The history of creation
The Picture of Dorian Gray, written by Oscar Wilde in 1890, is a novel about a young man named Dorian Gray who makes a Faustian bargain to remain youthful and beautiful while his portrait ages and reflects the consequences of his immoral life. The novel was first published as a serial in Lippincott’s Monthly Magazine from June 1890 to July 1891.
Wilde wrote the story over several months at Goring-on-Thames in 1889, while he was staying with his friend Robert Ross. He had been inspired by an earlier painting of Dorian Gray that he had seen at the studio of Basil Hallward, an artist friend who had painted it as part of a series depicting various characters from Greek mythology. Wilde used this painting as the basis for his character and plotline.

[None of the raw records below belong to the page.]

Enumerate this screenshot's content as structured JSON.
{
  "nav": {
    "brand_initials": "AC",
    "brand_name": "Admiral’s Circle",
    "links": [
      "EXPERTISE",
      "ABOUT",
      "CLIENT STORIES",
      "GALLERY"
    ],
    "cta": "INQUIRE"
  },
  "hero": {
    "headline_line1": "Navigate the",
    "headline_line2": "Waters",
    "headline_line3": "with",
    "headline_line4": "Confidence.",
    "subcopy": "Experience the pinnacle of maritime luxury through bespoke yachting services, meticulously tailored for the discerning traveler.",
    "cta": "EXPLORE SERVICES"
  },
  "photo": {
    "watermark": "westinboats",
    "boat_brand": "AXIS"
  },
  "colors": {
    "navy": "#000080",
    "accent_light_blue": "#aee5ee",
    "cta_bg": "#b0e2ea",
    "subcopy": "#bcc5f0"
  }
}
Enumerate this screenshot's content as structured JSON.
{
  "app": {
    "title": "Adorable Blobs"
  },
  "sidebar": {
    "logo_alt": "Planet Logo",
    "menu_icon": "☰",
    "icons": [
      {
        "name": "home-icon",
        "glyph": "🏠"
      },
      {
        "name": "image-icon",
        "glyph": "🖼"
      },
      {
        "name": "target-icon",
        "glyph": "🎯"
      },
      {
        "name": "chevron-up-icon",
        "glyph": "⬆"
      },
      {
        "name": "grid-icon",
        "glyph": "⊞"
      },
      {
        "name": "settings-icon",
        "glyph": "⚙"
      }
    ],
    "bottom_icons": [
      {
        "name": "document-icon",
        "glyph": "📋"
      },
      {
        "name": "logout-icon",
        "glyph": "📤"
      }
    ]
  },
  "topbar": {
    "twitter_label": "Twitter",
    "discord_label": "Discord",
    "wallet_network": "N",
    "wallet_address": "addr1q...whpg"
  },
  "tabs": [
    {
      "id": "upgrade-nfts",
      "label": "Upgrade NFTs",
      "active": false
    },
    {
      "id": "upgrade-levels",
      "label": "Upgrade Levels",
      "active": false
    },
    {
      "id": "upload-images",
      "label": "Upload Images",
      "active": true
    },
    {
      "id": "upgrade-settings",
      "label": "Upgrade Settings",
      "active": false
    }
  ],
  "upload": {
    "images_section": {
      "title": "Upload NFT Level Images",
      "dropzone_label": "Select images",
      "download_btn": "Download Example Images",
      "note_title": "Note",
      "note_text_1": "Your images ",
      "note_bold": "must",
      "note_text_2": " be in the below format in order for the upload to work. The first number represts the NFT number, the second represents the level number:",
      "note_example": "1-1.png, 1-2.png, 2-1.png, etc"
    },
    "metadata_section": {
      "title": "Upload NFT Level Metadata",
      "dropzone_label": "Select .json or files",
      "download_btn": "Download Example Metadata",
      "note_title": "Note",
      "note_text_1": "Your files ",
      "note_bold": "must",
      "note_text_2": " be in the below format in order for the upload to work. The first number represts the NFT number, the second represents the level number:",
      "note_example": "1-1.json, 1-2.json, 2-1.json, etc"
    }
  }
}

The novel caused controversy when it was first published due to its exploration of themes such as homosexuality, drug use, and decadence. It has since become one of Wilde’s most popular works and has been adapted into numerous films, plays, operas, and other media forms over the years.
Genre and literary direction
The Picture of Dorian Gray by Oscar Wilde is a work of philosophical fiction in the genre of Gothic literature. It combines elements of horror, romance, and morality to explore the consequences of hedonism and vanity.
Theme, idea, plot, composition
The theme of The Picture of Dorian Gray is the danger of allowing one’s vanity and hedonism to consume them.
The idea behind the novel is that beauty and youth are fleeting, and that those who focus too much on them will ultimately be consumed by their own vanity.
The plot follows a young man named Dorian Gray who makes a wish to remain forever young and beautiful, while his portrait ages in his stead. As time passes, Dorian becomes increasingly obsessed with maintaining his youthful appearance, leading him down a path of debauchery and moral decay. Eventually, he realizes the consequences of his actions when he sees the horrific effects they have had on his portrait.
Oscar Wilde employs satire throughout the novel in order to emphasize its themes. He also uses symbolism to illustrate how Dorian’s inner corruption manifests itself outwardly through his portrait’s deterioration. Additionally, Wilde utilizes Gothic elements such as horror and suspense in order to create an atmosphere of dread around Dorian’s descent into depravity.
- Dorian Gray: The main protagonist of the novel, a handsome and wealthy young man who is corrupted by Lord Henry’s hedonistic philosophy.
- Lord Henry Wotton: A wealthy aristocrat and friend of Dorian Gray. He is the one who introduces Dorian to his hedonistic worldview, which ultimately leads to his downfall.
- Basil Hallward: An artist who paints a portrait of Dorian Gray and becomes obsessed with him. He is also a close friend of Lord Henry’s.
- Sibyl Vane: An actress whom Dorian falls in love with, only to later reject her due to her lack of sophistication and social standing.
- Alan Campbell: A doctor and friend of Lord Henry’s who commits suicide after being unable to cure himself from an opium addiction.